The album received widespread acclaim. In the UK NME hailed the record, saying, "The techno album is a doughty brute to master. Only a few have managed it successfully [...] but Phil and Paul Hartnoll have done it twice... The expression 'intelligent ambience' is bandied around to describe spacey dance music with undue regularity, but Untitled actually satisfies the description. Scientific and terrific."[4] Q also recognised that the duo had made a second successful album, saying, "Like their first album, Orbital's current effort is a finely balanced combination of muso trickery and astute dance tracks... Again, like the latter, it benefits from repeated listening."[5] Melody Maker claimed that "This new album (untitled, like the first) puts them firmly back in the firmament". In a reference to the most talked about band at the time of the album's release, Suede and their sexually ambiguous frontman Brett Anderson, and including a pun on the debut single by the Sex Pistols, the review concluded, "As warm as plasma and as eerie as ectoplasm, Orbital's (out-of-)body-music is the true sound of Androgyny-in-the-UK."[10] Vox observed that "this collection sees Paul and Phil Hartnoll drifting still further into the heart of the machine, touching upon the sometimes fragile soul of Techno", before declaring that "Orbital are still leading the field".[9]


This album is featured in the book 1001 Albums You Must Hear Before You Die[11] alongside their 1994 LP 'Snivilisation'. It (along with the In Sides album) was also included in Q magazine's "90 Best albums of the 1990s".[12] In 1996, Mixmag ranked the album at number 9 in its list of the "50 Best Dance Albums of All Time".[13] In 1999, Ned Raggett ranked the album at number 21 on his list of "The Top 136 or So Albums of the Nineties".[14]

Track listing[edit]

  1. "Time Becomes" – 1:43
  2. "Planet of the Shapes" – 9:36
  3. "Lush 3-1" – 5:39
  4. "Lush 3-2" – 4:40
  5. "Impact (The Earth Is Burning)" – 10:27
  6. "Remind" – 7:57
  7. "Walk Now..." – 6:48
  8. "Monday" – 7:05
  9. "Halcyon + On + On" – 9:28
  10. "Input Out" – 2:11

On cassette, "Planet of the Shapes" was re-titled "Planet of the Tapes", but the track is identical.

Also on cassette, "Planet of the Shapes" is the first song on side 2, and is placed after "Remind" in the track listing.


  1. ^ Bush, John. "Orbital 2 – Orbital". AllMusic.

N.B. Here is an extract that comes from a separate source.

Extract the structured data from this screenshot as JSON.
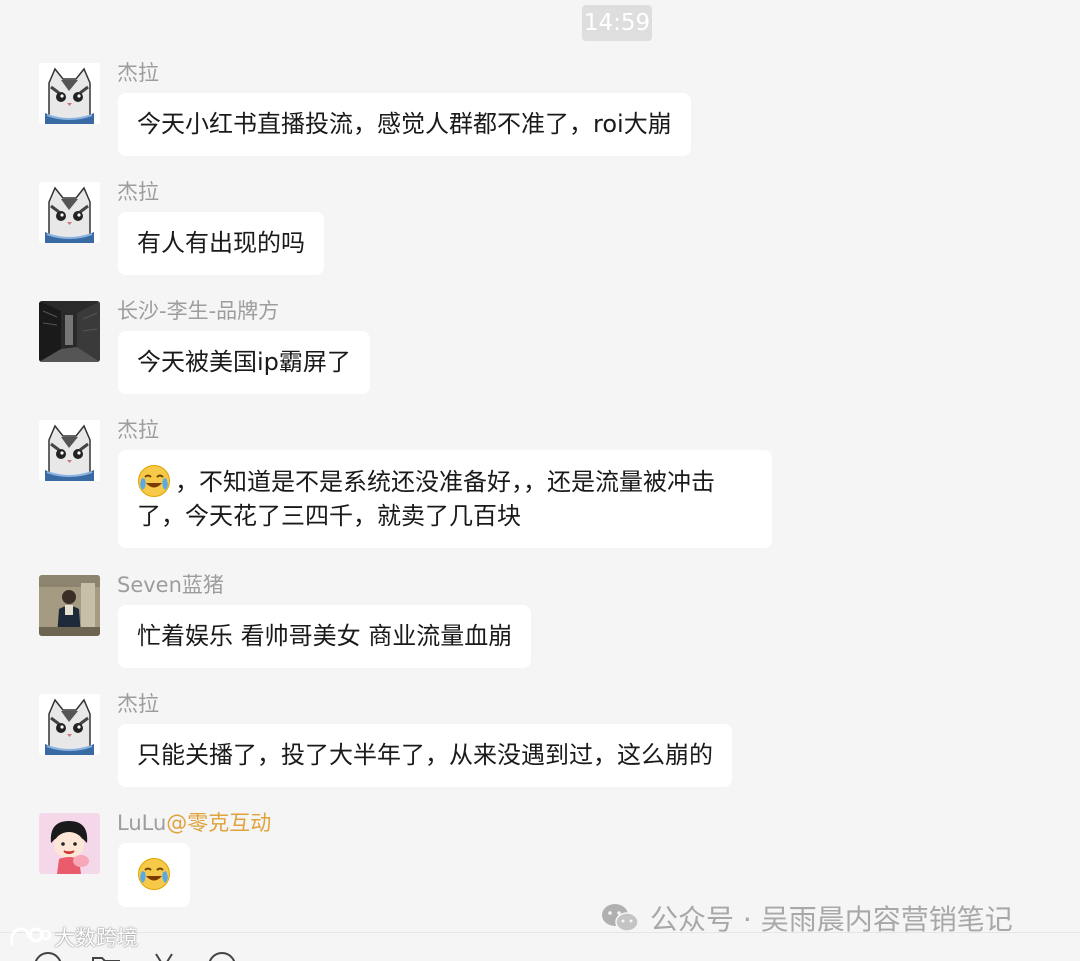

Retrieved 22 May 2009. 
  2. ^ Larkin, Colin (2007). The Encyclopedia of Popular Music (5th ed.). Omnibus Press. ISBN 0-857-12595-8. 
  3. ^ Aaron, Charles (24 September 1993). "Orbital 2 (1993): Orbital". Entertainment Weekly (Time) (#189). ISSN 1049-0434. Retrieved 22 May 2009. 
  4. ^ a b Kessler, Ted (22 May 1993). "Untitled". NME (London, England: IPC Media): 31. 
  5. ^ a b King, Sam (July 1993). "Orbital". Q (London, England: EMAP) (82): 99. 
  6. ^ Brackett, Nathan; Hoard, Christian, eds. (2004). The New Rolling Stone Album Guide. Simon & Schuster. ISBN 0-743-20169-8. 
  7. ^ Harrison, Andrew (June 1993). "Untitled". Select (EMAP). ISSN 0959-8367. Retrieved 22 May 2009. 
  8. ^ Christgau, Robert (23 November 1993). "Turkey Shoot". The Village Voice (New York). Retrieved 5 July 2013. 
  9. ^ a b Chong, Davydd (June 1993). "Untitled". Vox (London, England: IPC Media) (33): 87. 
  10. ^ Reynolds, Simon (22 May 1993). "Untitled". Melody Maker (London, England: IPC Media): 29. 
  11. ^ Robert Dimery; Michael Lydon (23 March 2010). 1001 Albums You Must Hear Before You Die: Revised and Updated Edition. Universe. ISBN 978-0-7893-2074-2. 
  12. ^ "90 Best albums of the 1990s". Q (Bauer Media). ISSN 0955-4955. Retrieved 18 October 2011. 
  13. ^ http://www.muzieklijstjes.nl/MixmagBestdance.htm
  14. ^ "Archived copy". Archived from the original on January 20, 2000. Retrieved September 28, 2011. 

External links[edit]